MN Senate fails to pass bonding bill

Lawmakers now have until the May 21 to pass a bonding bill or the University will not receive state funding for its capital request.

The Minnesota State Capitol as seen on May 13, 2015.

Image by Bridget Bennett

The Minnesota State Capitol as seen on May 13, 2015.

by Madeline Deninger

The Minnesota State Senate failed to pass its bonding bill, which contained part of the University’s capital investment request, on a party line vote Wednesday.

After Democrats proposed a bill that exceeded the Republicans’ $825 million target, the proposal fell short by seven votes. Lawmakers have until the end of session on May 21 to pass the bonding bill. Without a vote, the University won’t receive any state funding for the proposed projects in the bill. 

The proposal allocated around $78 million to the University, as well as fully funding the Glensheen Mansion renewal, the Pillsbury Hall renewal and the Minnesota Greater Academic Renewal project. It also funded $40 million of the University’s $200 million Higher Education Asset Preservation and Replacement request. 

DFL Gov. Mark Dayton recommended the Legislature fully fund the University’s request and allocate an additional $60 million for facilities maintenance and a new clinical research facility on the Twin Cities campus.

Dayton’s entire proposal totaled $1.5 billion. He said the Republicans’ bonding proposal was “inadequate” in a press conference earlier this month. 

On Wednesday, Sen. Sandy Pappas, DFL-St. Paul, proposed an amendment that would have matched Dayton’s $1.5 billion figure. The amendment failed on a party-line vote. 

Chair of the Senate Capital Investment committee Sen. David Senjem, R-Rochester, said he doesn’t anticipate another vote this session. He said the proposal’s numbers in the amendment were not realistic for the Legislature. 

“All of our money is occupied in other bills,” he said. “It just wouldn’t be possible to produce a larger bill.” 

Senate Majority Leader Paul Gazelka, R-Nisswa, said Democrats would have to vote to reconsider the bill in order for the Legislature to pass a bonding bill this session. He said Republicans would not consider a $1.5 billion proposal.
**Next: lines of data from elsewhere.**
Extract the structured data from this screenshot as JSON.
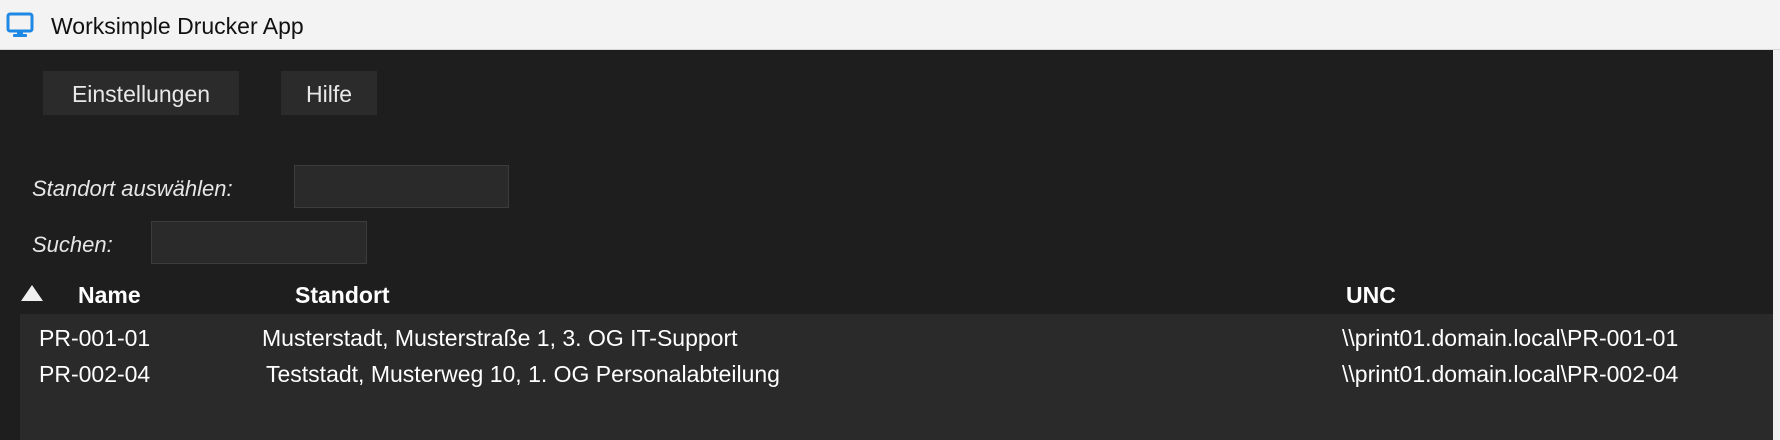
{
  "window": {
    "title": "Worksimple Drucker App",
    "icon": "monitor-icon"
  },
  "menu": {
    "settings_label": "Einstellungen",
    "help_label": "Hilfe"
  },
  "filters": {
    "location_label": "Standort auswählen:",
    "location_value": "",
    "search_label": "Suchen:",
    "search_value": ""
  },
  "table": {
    "sort_indicator": "triangle-up-icon",
    "columns": [
      "Name",
      "Standort",
      "UNC"
    ],
    "rows": [
      {
        "name": "PR-001-01",
        "location": "Musterstadt, Musterstraße 1, 3. OG IT-Support",
        "unc": "\\\\print01.domain.local\\PR-001-01"
      },
      {
        "name": "PR-002-04",
        "location": "Teststadt, Musterweg 10, 1. OG Personalabteilung",
        "unc": "\\\\print01.domain.local\\PR-002-04"
      }
    ]
  },
  "colors": {
    "background": "#1e1e1e",
    "titlebar": "#f3f3f3",
    "button": "#2b2b2b",
    "table_body": "#2a2a2a",
    "icon_accent": "#1e88e5"
  }
}
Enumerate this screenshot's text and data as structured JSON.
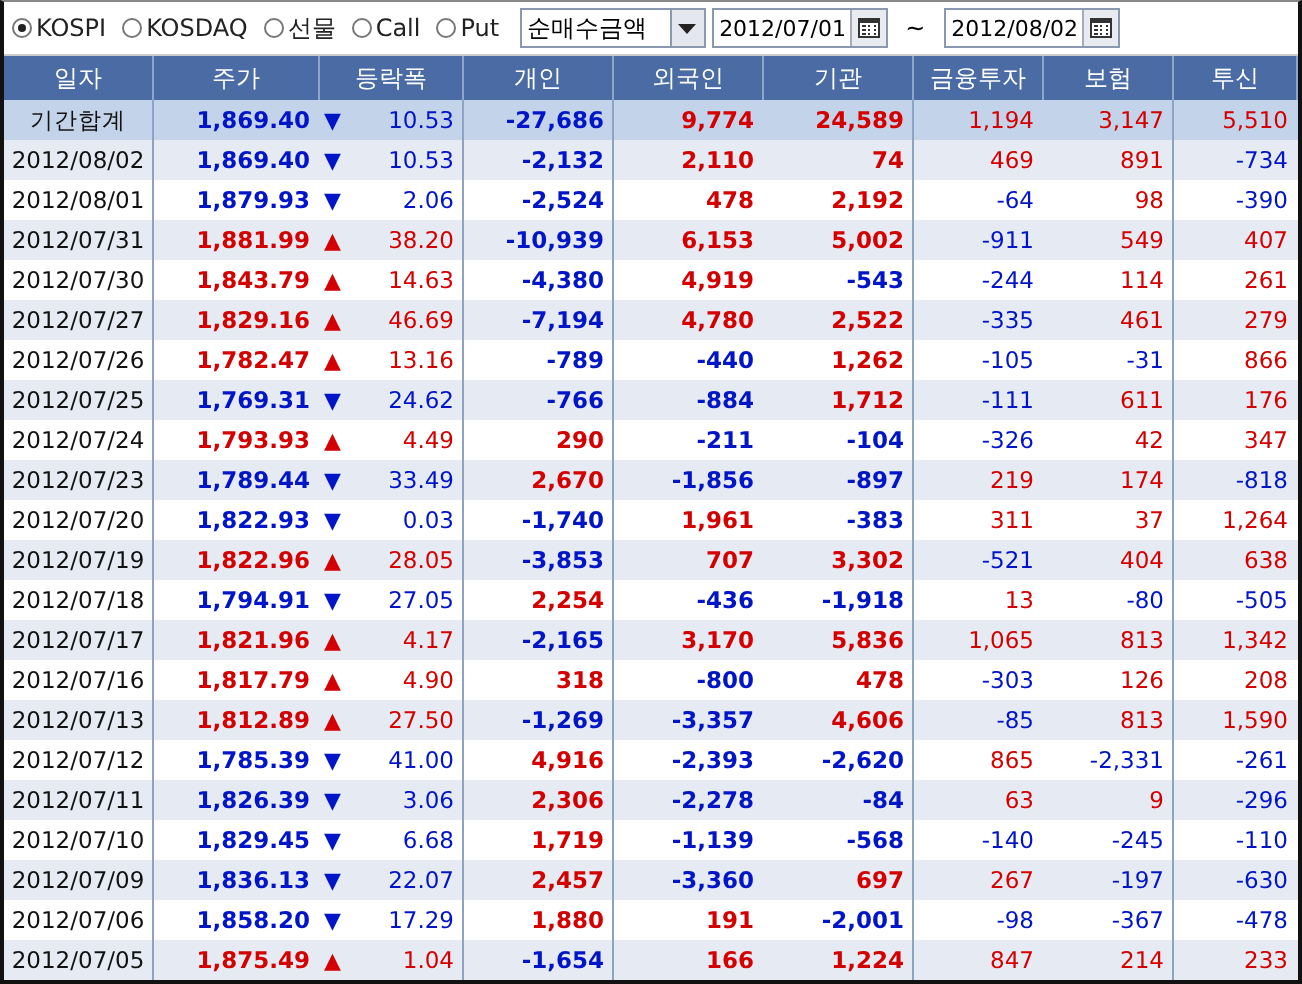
{
  "toolbar": {
    "markets": [
      {
        "label": "KOSPI",
        "selected": true
      },
      {
        "label": "KOSDAQ",
        "selected": false
      },
      {
        "label": "선물",
        "selected": false
      },
      {
        "label": "Call",
        "selected": false
      },
      {
        "label": "Put",
        "selected": false
      }
    ],
    "measure": "순매수금액",
    "date_from": "2012/07/01",
    "separator": "~",
    "date_to": "2012/08/02"
  },
  "table": {
    "columns": [
      "일자",
      "주가",
      "등락폭",
      "개인",
      "외국인",
      "기관",
      "금융투자",
      "보험",
      "투신"
    ],
    "rows": [
      {
        "kind": "total",
        "date": "기간합계",
        "price": "1,869.40",
        "rising": false,
        "arrow": "▼",
        "change": "10.53",
        "values": [
          {
            "text": "-27,686",
            "negative": true
          },
          {
            "text": "9,774",
            "negative": false
          },
          {
            "text": "24,589",
            "negative": false
          },
          {
            "text": "1,194",
            "negative": false
          },
          {
            "text": "3,147",
            "negative": false
          },
          {
            "text": "5,510",
            "negative": false
          }
        ]
      },
      {
        "kind": "day",
        "date": "2012/08/02",
        "price": "1,869.40",
        "rising": false,
        "arrow": "▼",
        "change": "10.53",
        "values": [
          {
            "text": "-2,132",
            "negative": true
          },
          {
            "text": "2,110",
            "negative": false
          },
          {
            "text": "74",
            "negative": false
          },
          {
            "text": "469",
            "negative": false
          },
          {
            "text": "891",
            "negative": false
          },
          {
            "text": "-734",
            "negative": true
          }
        ]
      },
      {
        "kind": "day",
        "date": "2012/08/01",
        "price": "1,879.93",
        "rising": false,
        "arrow": "▼",
        "change": "2.06",
        "values": [
          {
            "text": "-2,524",
            "negative": true
          },
          {
            "text": "478",
            "negative": false
          },
          {
            "text": "2,192",
            "negative": false
          },
          {
            "text": "-64",
            "negative": true
          },
          {
            "text": "98",
            "negative": false
          },
          {
            "text": "-390",
            "negative": true
          }
        ]
      },
      {
        "kind": "day",
        "date": "2012/07/31",
        "price": "1,881.99",
        "rising": true,
        "arrow": "▲",
        "change": "38.20",
        "values": [
          {
            "text": "-10,939",
            "negative": true
          },
          {
            "text": "6,153",
            "negative": false
          },
          {
            "text": "5,002",
            "negative": false
          },
          {
            "text": "-911",
            "negative": true
          },
          {
            "text": "549",
            "negative": false
          },
          {
            "text": "407",
            "negative": false
          }
        ]
      },
      {
        "kind": "day",
        "date": "2012/07/30",
        "price": "1,843.79",
        "rising": true,
        "arrow": "▲",
        "change": "14.63",
        "values": [
          {
            "text": "-4,380",
            "negative": true
          },
          {
            "text": "4,919",
            "negative": false
          },
          {
            "text": "-543",
            "negative": true
          },
          {
            "text": "-244",
            "negative": true
          },
          {
            "text": "114",
            "negative": false
          },
          {
            "text": "261",
            "negative": false
          }
        ]
      },
      {
        "kind": "day",
        "date": "2012/07/27",
        "price": "1,829.16",
        "rising": true,
        "arrow": "▲",
        "change": "46.69",
        "values": [
          {
            "text": "-7,194",
            "negative": true
          },
          {
            "text": "4,780",
            "negative": false
          },
          {
            "text": "2,522",
            "negative": false
          },
          {
            "text": "-335",
            "negative": true
          },
          {
            "text": "461",
            "negative": false
          },
          {
            "text": "279",
            "negative": false
          }
        ]
      },
      {
        "kind": "day",
        "date": "2012/07/26",
        "price": "1,782.47",
        "rising": true,
        "arrow": "▲",
        "change": "13.16",
        "values": [
          {
            "text": "-789",
            "negative": true
          },
          {
            "text": "-440",
            "negative": true
          },
          {
            "text": "1,262",
            "negative": false
          },
          {
            "text": "-105",
            "negative": true
          },
          {
            "text": "-31",
            "negative": true
          },
          {
            "text": "866",
            "negative": false
          }
        ]
      },
      {
        "kind": "day",
        "date": "2012/07/25",
        "price": "1,769.31",
        "rising": false,
        "arrow": "▼",
        "change": "24.62",
        "values": [
          {
            "text": "-766",
            "negative": true
          },
          {
            "text": "-884",
            "negative": true
          },
          {
            "text": "1,712",
            "negative": false
          },
          {
            "text": "-111",
            "negative": true
          },
          {
            "text": "611",
            "negative": false
          },
          {
            "text": "176",
            "negative": false
          }
        ]
      },
      {
        "kind": "day",
        "date": "2012/07/24",
        "price": "1,793.93",
        "rising": true,
        "arrow": "▲",
        "change": "4.49",
        "values": [
          {
            "text": "290",
            "negative": false
          },
          {
            "text": "-211",
            "negative": true
          },
          {
            "text": "-104",
            "negative": true
          },
          {
            "text": "-326",
            "negative": true
          },
          {
            "text": "42",
            "negative": false
          },
          {
            "text": "347",
            "negative": false
          }
        ]
      },
      {
        "kind": "day",
        "date": "2012/07/23",
        "price": "1,789.44",
        "rising": false,
        "arrow": "▼",
        "change": "33.49",
        "values": [
          {
            "text": "2,670",
            "negative": false
          },
          {
            "text": "-1,856",
            "negative": true
          },
          {
            "text": "-897",
            "negative": true
          },
          {
            "text": "219",
            "negative": false
          },
          {
            "text": "174",
            "negative": false
          },
          {
            "text": "-818",
            "negative": true
          }
        ]
      },
      {
        "kind": "day",
        "date": "2012/07/20",
        "price": "1,822.93",
        "rising": false,
        "arrow": "▼",
        "change": "0.03",
        "values": [
          {
            "text": "-1,740",
            "negative": true
          },
          {
            "text": "1,961",
            "negative": false
          },
          {
            "text": "-383",
            "negative": true
          },
          {
            "text": "311",
            "negative": false
          },
          {
            "text": "37",
            "negative": false
          },
          {
            "text": "1,264",
            "negative": false
          }
        ]
      },
      {
        "kind": "day",
        "date": "2012/07/19",
        "price": "1,822.96",
        "rising": true,
        "arrow": "▲",
        "change": "28.05",
        "values": [
          {
            "text": "-3,853",
            "negative": true
          },
          {
            "text": "707",
            "negative": false
          },
          {
            "text": "3,302",
            "negative": false
          },
          {
            "text": "-521",
            "negative": true
          },
          {
            "text": "404",
            "negative": false
          },
          {
            "text": "638",
            "negative": false
          }
        ]
      },
      {
        "kind": "day",
        "date": "2012/07/18",
        "price": "1,794.91",
        "rising": false,
        "arrow": "▼",
        "change": "27.05",
        "values": [
          {
            "text": "2,254",
            "negative": false
          },
          {
            "text": "-436",
            "negative": true
          },
          {
            "text": "-1,918",
            "negative": true
          },
          {
            "text": "13",
            "negative": false
          },
          {
            "text": "-80",
            "negative": true
          },
          {
            "text": "-505",
            "negative": true
          }
        ]
      },
      {
        "kind": "day",
        "date": "2012/07/17",
        "price": "1,821.96",
        "rising": true,
        "arrow": "▲",
        "change": "4.17",
        "values": [
          {
            "text": "-2,165",
            "negative": true
          },
          {
            "text": "3,170",
            "negative": false
          },
          {
            "text": "5,836",
            "negative": false
          },
          {
            "text": "1,065",
            "negative": false
          },
          {
            "text": "813",
            "negative": false
          },
          {
            "text": "1,342",
            "negative": false
          }
        ]
      },
      {
        "kind": "day",
        "date": "2012/07/16",
        "price": "1,817.79",
        "rising": true,
        "arrow": "▲",
        "change": "4.90",
        "values": [
          {
            "text": "318",
            "negative": false
          },
          {
            "text": "-800",
            "negative": true
          },
          {
            "text": "478",
            "negative": false
          },
          {
            "text": "-303",
            "negative": true
          },
          {
            "text": "126",
            "negative": false
          },
          {
            "text": "208",
            "negative": false
          }
        ]
      },
      {
        "kind": "day",
        "date": "2012/07/13",
        "price": "1,812.89",
        "rising": true,
        "arrow": "▲",
        "change": "27.50",
        "values": [
          {
            "text": "-1,269",
            "negative": true
          },
          {
            "text": "-3,357",
            "negative": true
          },
          {
            "text": "4,606",
            "negative": false
          },
          {
            "text": "-85",
            "negative": true
          },
          {
            "text": "813",
            "negative": false
          },
          {
            "text": "1,590",
            "negative": false
          }
        ]
      },
      {
        "kind": "day",
        "date": "2012/07/12",
        "price": "1,785.39",
        "rising": false,
        "arrow": "▼",
        "change": "41.00",
        "values": [
          {
            "text": "4,916",
            "negative": false
          },
          {
            "text": "-2,393",
            "negative": true
          },
          {
            "text": "-2,620",
            "negative": true
          },
          {
            "text": "865",
            "negative": false
          },
          {
            "text": "-2,331",
            "negative": true
          },
          {
            "text": "-261",
            "negative": true
          }
        ]
      },
      {
        "kind": "day",
        "date": "2012/07/11",
        "price": "1,826.39",
        "rising": false,
        "arrow": "▼",
        "change": "3.06",
        "values": [
          {
            "text": "2,306",
            "negative": false
          },
          {
            "text": "-2,278",
            "negative": true
          },
          {
            "text": "-84",
            "negative": true
          },
          {
            "text": "63",
            "negative": false
          },
          {
            "text": "9",
            "negative": false
          },
          {
            "text": "-296",
            "negative": true
          }
        ]
      },
      {
        "kind": "day",
        "date": "2012/07/10",
        "price": "1,829.45",
        "rising": false,
        "arrow": "▼",
        "change": "6.68",
        "values": [
          {
            "text": "1,719",
            "negative": false
          },
          {
            "text": "-1,139",
            "negative": true
          },
          {
            "text": "-568",
            "negative": true
          },
          {
            "text": "-140",
            "negative": true
          },
          {
            "text": "-245",
            "negative": true
          },
          {
            "text": "-110",
            "negative": true
          }
        ]
      },
      {
        "kind": "day",
        "date": "2012/07/09",
        "price": "1,836.13",
        "rising": false,
        "arrow": "▼",
        "change": "22.07",
        "values": [
          {
            "text": "2,457",
            "negative": false
          },
          {
            "text": "-3,360",
            "negative": true
          },
          {
            "text": "697",
            "negative": false
          },
          {
            "text": "267",
            "negative": false
          },
          {
            "text": "-197",
            "negative": true
          },
          {
            "text": "-630",
            "negative": true
          }
        ]
      },
      {
        "kind": "day",
        "date": "2012/07/06",
        "price": "1,858.20",
        "rising": false,
        "arrow": "▼",
        "change": "17.29",
        "values": [
          {
            "text": "1,880",
            "negative": false
          },
          {
            "text": "191",
            "negative": false
          },
          {
            "text": "-2,001",
            "negative": true
          },
          {
            "text": "-98",
            "negative": true
          },
          {
            "text": "-367",
            "negative": true
          },
          {
            "text": "-478",
            "negative": true
          }
        ]
      },
      {
        "kind": "day",
        "date": "2012/07/05",
        "price": "1,875.49",
        "rising": true,
        "arrow": "▲",
        "change": "1.04",
        "values": [
          {
            "text": "-1,654",
            "negative": true
          },
          {
            "text": "166",
            "negative": false
          },
          {
            "text": "1,224",
            "negative": false
          },
          {
            "text": "847",
            "negative": false
          },
          {
            "text": "214",
            "negative": false
          },
          {
            "text": "233",
            "negative": false
          }
        ]
      }
    ]
  }
}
“If they want to be at $1.5 billion, I believe that’s irresponsible,” he said in a press conference. “We’re never going to be there.”